Exercise details:
The result should be every line of the listing that holds the word "name".

Information supplied:
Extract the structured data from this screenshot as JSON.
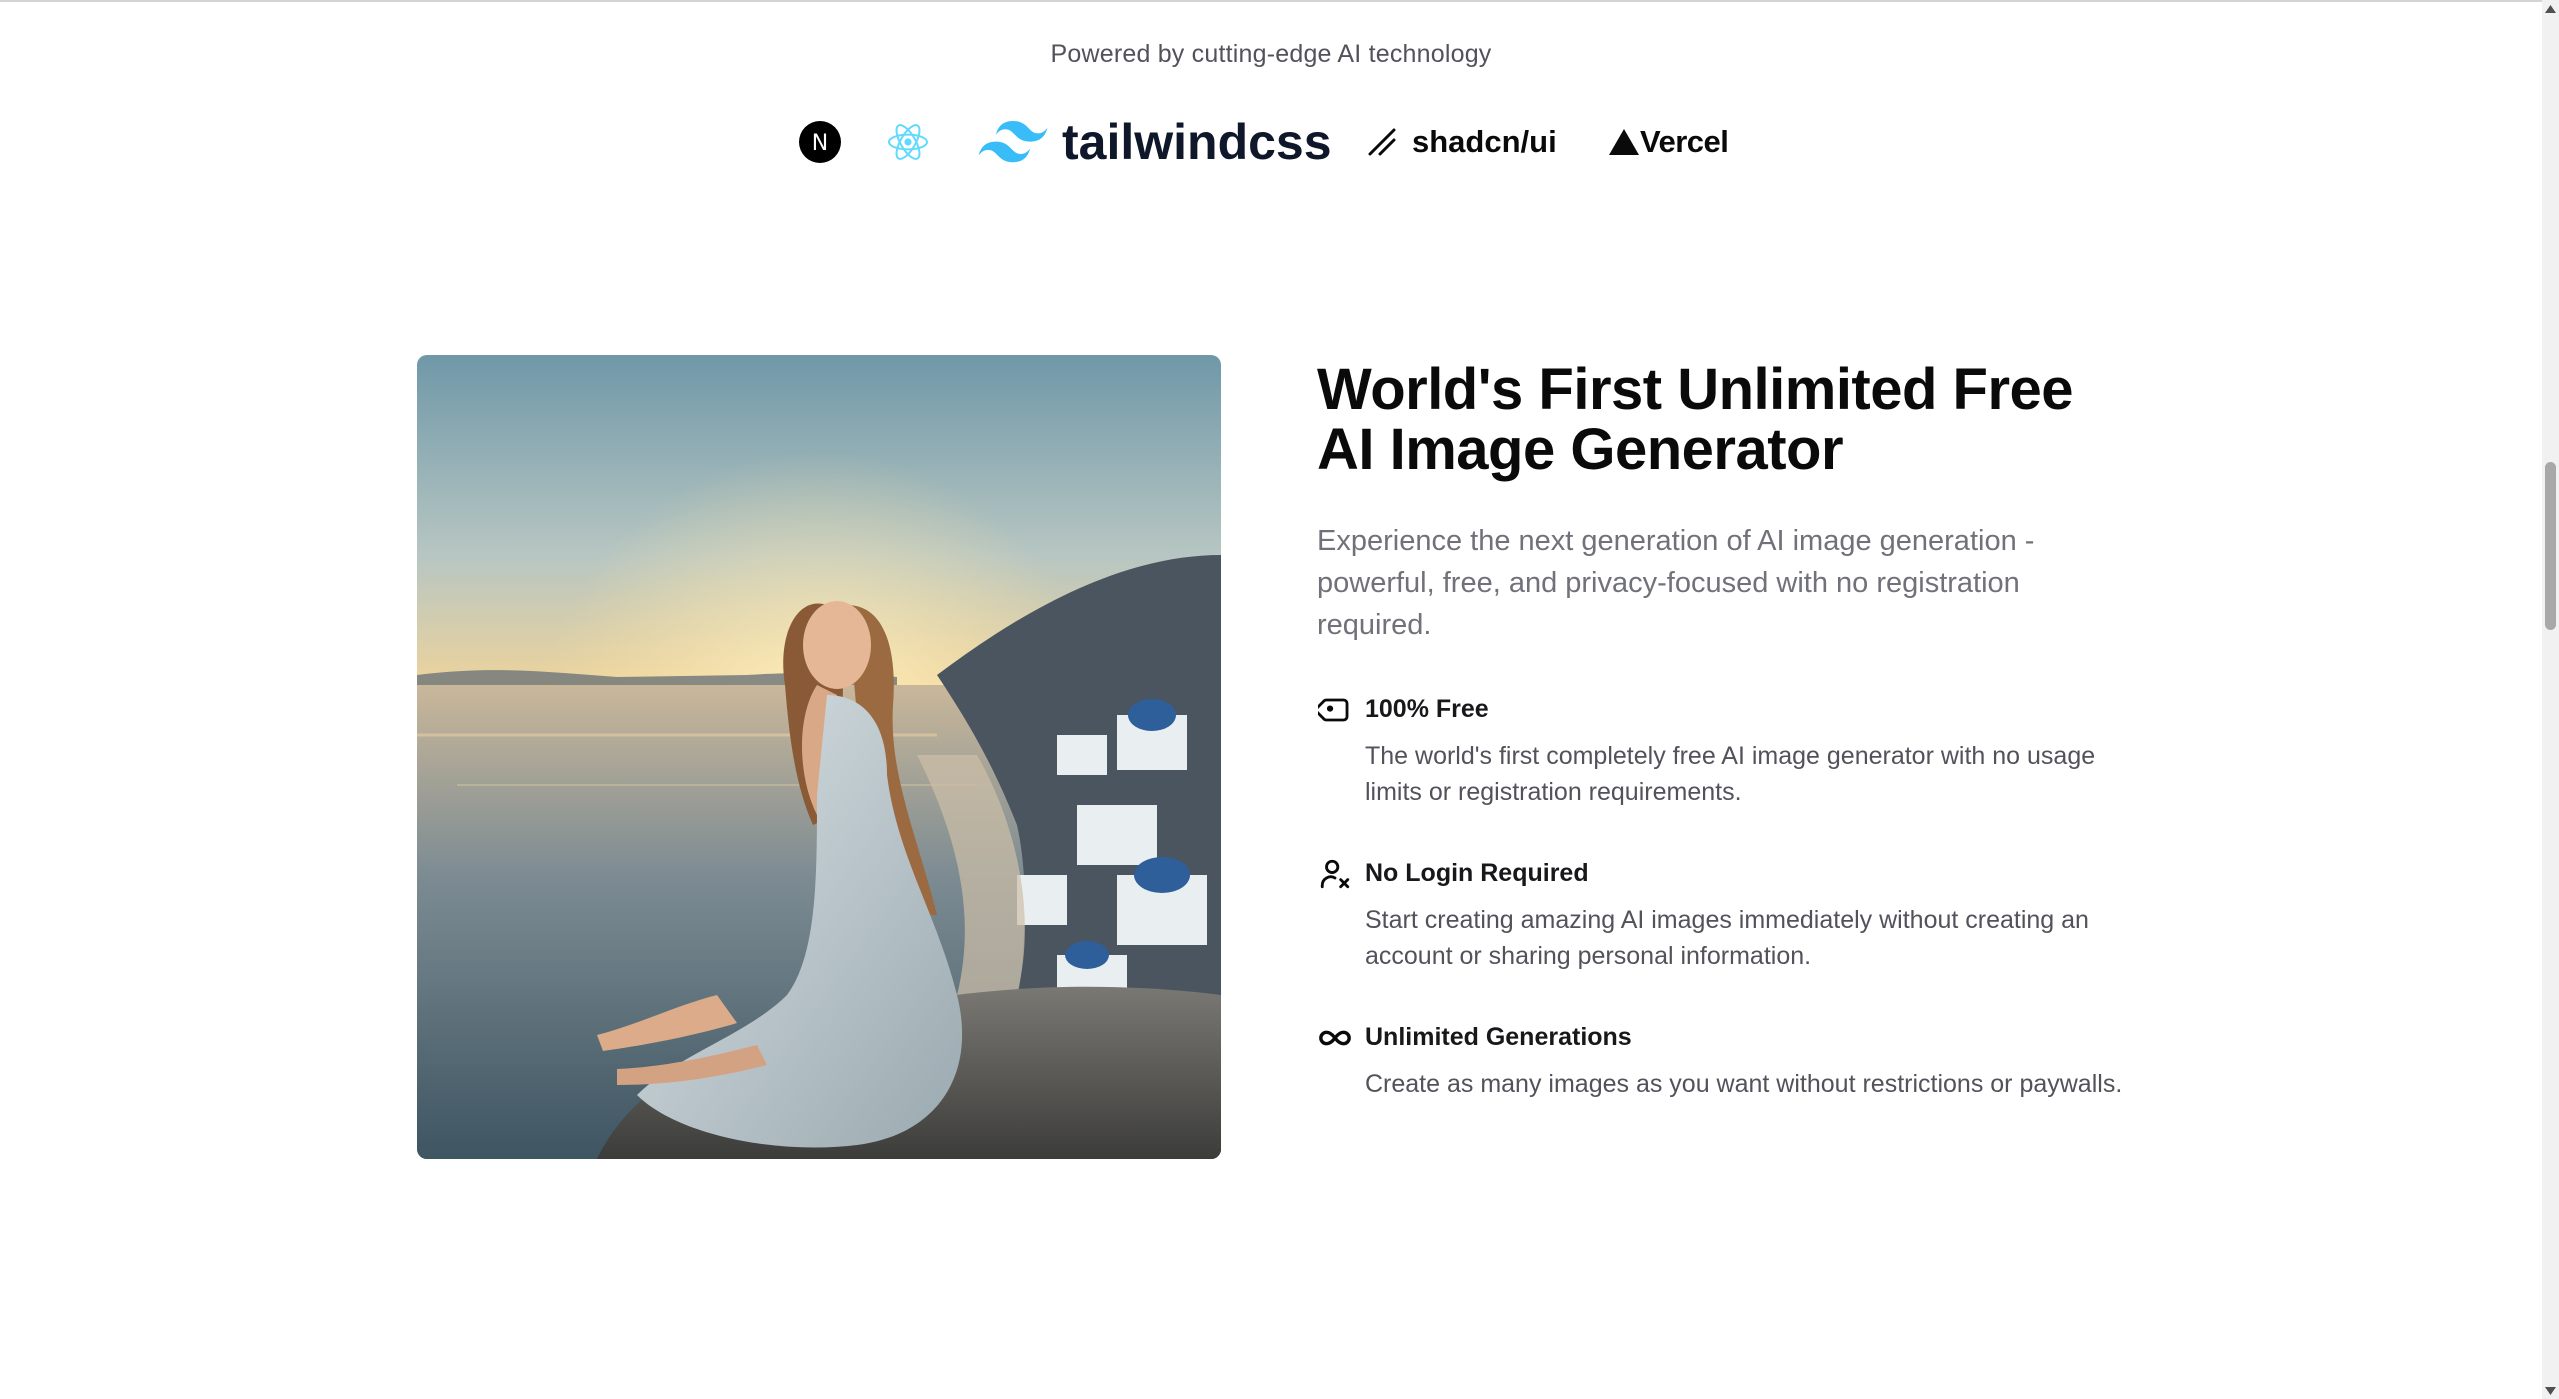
{
  "powered_by": {
    "text": "Powered by cutting-edge AI technology",
    "logos": [
      {
        "name": "nextjs",
        "icon": "nextjs-logo-icon",
        "letter": "N"
      },
      {
        "name": "react",
        "icon": "react-logo-icon"
      },
      {
        "name": "tailwindcss",
        "icon": "tailwind-logo-icon",
        "wordmark": "tailwindcss"
      },
      {
        "name": "shadcn",
        "icon": "shadcn-logo-icon",
        "wordmark": "shadcn/ui"
      },
      {
        "name": "vercel",
        "icon": "vercel-triangle-icon",
        "wordmark": "Vercel"
      }
    ]
  },
  "hero": {
    "headline": "World's First Unlimited Free AI Image Generator",
    "subtitle": "Experience the next generation of AI image generation - powerful, free, and privacy-focused with no registration required.",
    "image_icon": "woman-by-sea-photo"
  },
  "features": [
    {
      "icon": "tag-icon",
      "title": "100% Free",
      "description": "The world's first completely free AI image generator with no usage limits or registration requirements."
    },
    {
      "icon": "user-x-icon",
      "title": "No Login Required",
      "description": "Start creating amazing AI images immediately without creating an account or sharing personal information."
    },
    {
      "icon": "infinity-icon",
      "title": "Unlimited Generations",
      "description": "Create as many images as you want without restrictions or paywalls."
    }
  ],
  "colors": {
    "tailwind": "#38bdf8",
    "react": "#61dafb",
    "heading": "#0a0a0a",
    "muted": "#71717a"
  }
}
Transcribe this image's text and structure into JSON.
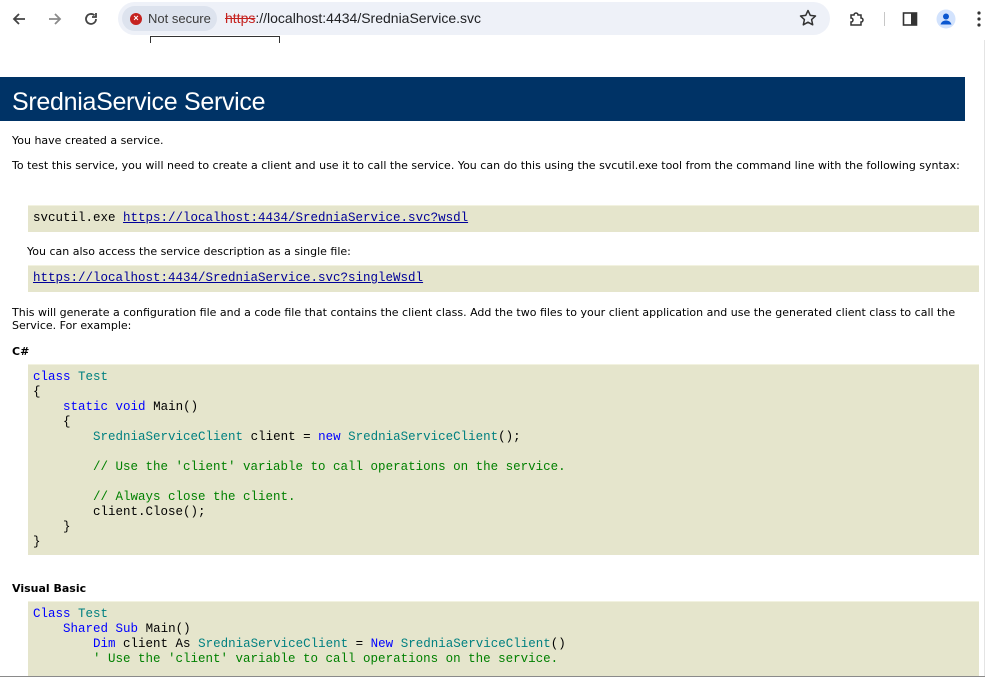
{
  "browser": {
    "security_label": "Not secure",
    "url_scheme": "https",
    "url_rest": "://localhost:4434/SredniaService.svc"
  },
  "page": {
    "title": "SredniaService Service",
    "intro": "You have created a service.",
    "test_text": "To test this service, you will need to create a client and use it to call the service. You can do this using the svcutil.exe tool from the command line with the following syntax:",
    "svcutil_cmd": "svcutil.exe ",
    "wsdl_link": "https://localhost:4434/SredniaService.svc?wsdl",
    "single_file_text": "You can also access the service description as a single file:",
    "single_wsdl_link": "https://localhost:4434/SredniaService.svc?singleWsdl",
    "generate_text": "This will generate a configuration file and a code file that contains the client class. Add the two files to your client application and use the generated client class to call the Service. For example:",
    "csharp_heading": "C#",
    "vb_heading": "Visual Basic",
    "csharp_code": {
      "l1_kw": "class",
      "l1_ty": "Test",
      "l2": "{",
      "l3_kw1": "static",
      "l3_kw2": "void",
      "l3_rest": "Main()",
      "l4": "{",
      "l5_ty": "SredniaServiceClient",
      "l5_mid": "client = ",
      "l5_kw": "new",
      "l5_ty2": "SredniaServiceClient",
      "l5_end": "();",
      "l6_cm": "// Use the 'client' variable to call operations on the service.",
      "l7_cm": "// Always close the client.",
      "l8": "client.Close();",
      "l9": "}",
      "l10": "}"
    },
    "vb_code": {
      "l1_kw": "Class",
      "l1_ty": "Test",
      "l2_kw1": "Shared",
      "l2_kw2": "Sub",
      "l2_rest": "Main()",
      "l3_kw": "Dim",
      "l3_mid": "client As",
      "l3_ty": "SredniaServiceClient",
      "l3_eq": "=",
      "l3_kw2": "New",
      "l3_ty2": "SredniaServiceClient",
      "l3_end": "()",
      "l4_cm": "' Use the 'client' variable to call operations on the service."
    }
  }
}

Answer to the exercise:
        "name": "nextjs",
        "name": "react",
        "name": "tailwindcss",
        "name": "shadcn",
        "name": "vercel",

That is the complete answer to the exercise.